re·li·gion /rəˈlijən/
the belief in and worship of a superhuman controlling power, especially a personal God or gods.
synonyms: faith, belief, divinity, worship, creed, teaching, doctrine, theology — "ideas about the relationship between science and religion" Oxford

Here's what tells us:

  • A set of beliefs relating to the cause, nature, and purpose of the universe, especially when considered as the creation of a superhuman agency or agencies, usually involving devotional and ritual observances, and often containing a moral code governing the conduct of human affairs.
  • A specific fundamental set of beliefs and practices, that have been generally agreed upon by a number of persons or sects.
  • The body of persons adhering to a particular set of beliefs and practices: a world council of religions. the life or state of a monk, nun, etc.: to enter religion.
  • The practice of religious beliefs; ritual observance of faith
  • Something one believes in and follows devotedly; a point or matter of ethics or conscience: to make a religion of fighting prejudice.

Religion is everywhere, and has been most of recent history.

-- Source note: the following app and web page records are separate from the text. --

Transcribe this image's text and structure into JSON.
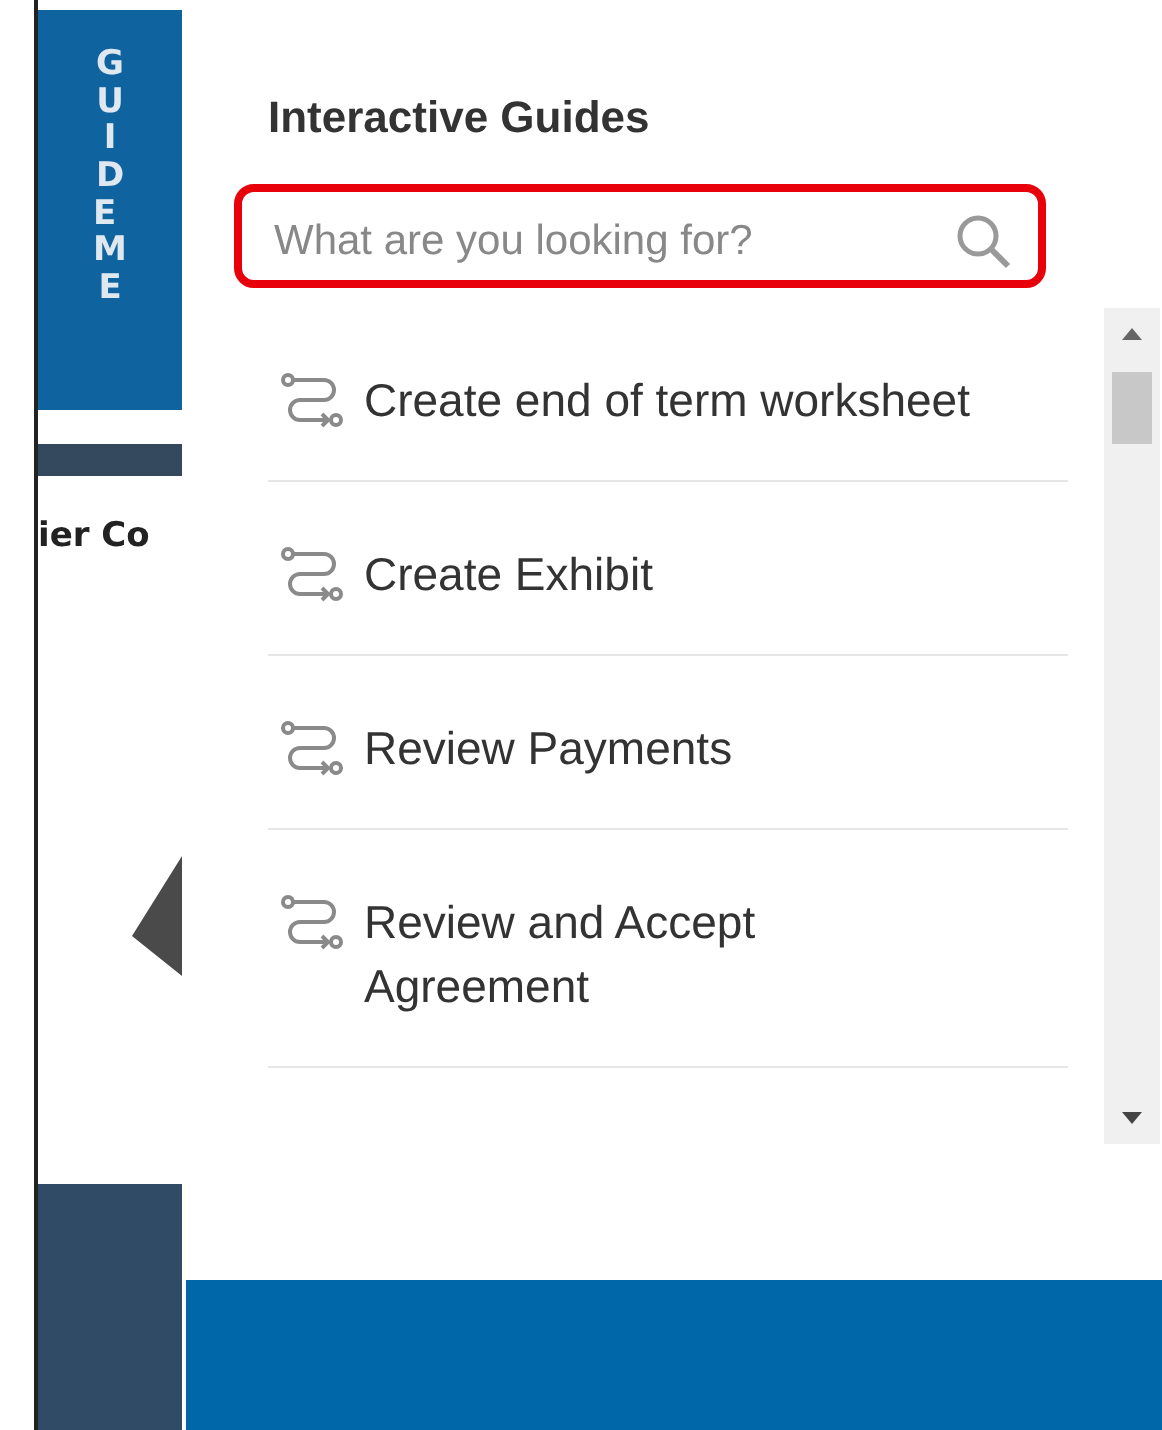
{
  "guide_tab": {
    "label": "GUIDE ME"
  },
  "background": {
    "heading_fragment": "ier Co"
  },
  "panel": {
    "title": "Interactive Guides",
    "search": {
      "placeholder": "What are you looking for?"
    },
    "guides": [
      {
        "label": "Create end of term worksheet"
      },
      {
        "label": "Create Exhibit"
      },
      {
        "label": "Review Payments"
      },
      {
        "label": "Review and Accept Agreement"
      }
    ]
  }
}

If you look back thousands of years, you'll find all sorts of belief systems and ideologies. There are estimated to me over 4,000 religions in the world. Out of all of those, and over half of people just believe in one; they are called monotheists.

Nobody has been able to prove the existence of one, or many gods. However, this hasn't stopped us from believing in one. As a matter of fact, in 2012, 84 percent of Earth's people, or roughly 6.9 billion, identify with a religion. According to a 2012 study issue by the Pew Forum on Religion and Public Life, “The Global Religious Landscape”, 84 percent of Earth's people (roughly 6.9 billion) identify with a religion. Most of the world follows an Abrahamic faith: Judaism, Christianity, or Islam. The Dharmic religions, Buddhism, Hinduism, and Sikihism still hold a large number of followers.

Organized religions shape much of our lives, from culture to societal structures like laws. This isn't new either, it's been this way for thousands of years. Yet, religion has been a the culprit for many of the world's worst tragedies. Wars (the Crusades), scandals, injustices, and hypocrisies, are all too familiar for those who study religions.

But religion can also take responsibility for many positive things, such as the immense amount of charitable work: schools, hospitals, feeding and sheltering the homeless, and much more. Futhermore, religion can instill positive transformation in some people. It can provide comfort in times of great, and it can support you to find meaning.

Religions of the world

List of religions ordered by number of followers

ReligionEstimated identities
Christianity2.4 billion33%
Islam1.8 billion24%
Hinduism1.15 billion15%
Buddhism521 million7%
Chinese traditional religion394 million5.5%
Ethnic religions excluding some in separate categories300 million4.19%
African traditional religions100 million1.40%
Sikhism~20 million> 1%
Juche (North Korea) 🙄~20 million> 1%
Spiritism~15 million> 1%
Judaism14 million> 1%
Bahai7 million> 1%
Jainism4.2 million> 1%
Shinto4 million> 1%
Cao Dai4 million> 1%
Zoroastrianism2.6 million> 1%
Tenrikyo2 million> 1%
Neo-Paganism1 million> 1%
Unitarian-Universalism800,000> 1%

Interesting facts about world religions

  • Mormons cannot drink tea, coffee, or alcohol. But soda is fine, apparently.[2]
  • The world's largest religion is Christianity. Next is Islam, followed by Hinduism.[3]
  • The global average number of children per woman (children/woman) is 2.4. Muslims have the highest fertility rate of all religious group averaging 2.9 children/woman. Second, Christians at 2.6 children/woman. The fertility rates of Jewish and Hindu are 2.3 each. The rest are not able to sustain their populations.[4]
  • A few faiths actually insist that their followers do not accept medical treatment. Christians scientists, for example, have a tendency to reject standard medical treatment. Jehovah’s Witnesses are not even allowed to accept medical treatment, and cannot undergo blood transfusions.
  1. Pew Forum: The Religious Landscape
  2. McDannell, Colleen. "Religions of the United States in Practice." Volume
  3. Infoplease. "Top Ten Organized Religions of the World." The Top Ten. Accessed February 25, 2015.
  4. Pew Research Center, April 5, 2017, "The Changing Global Religious Landscape"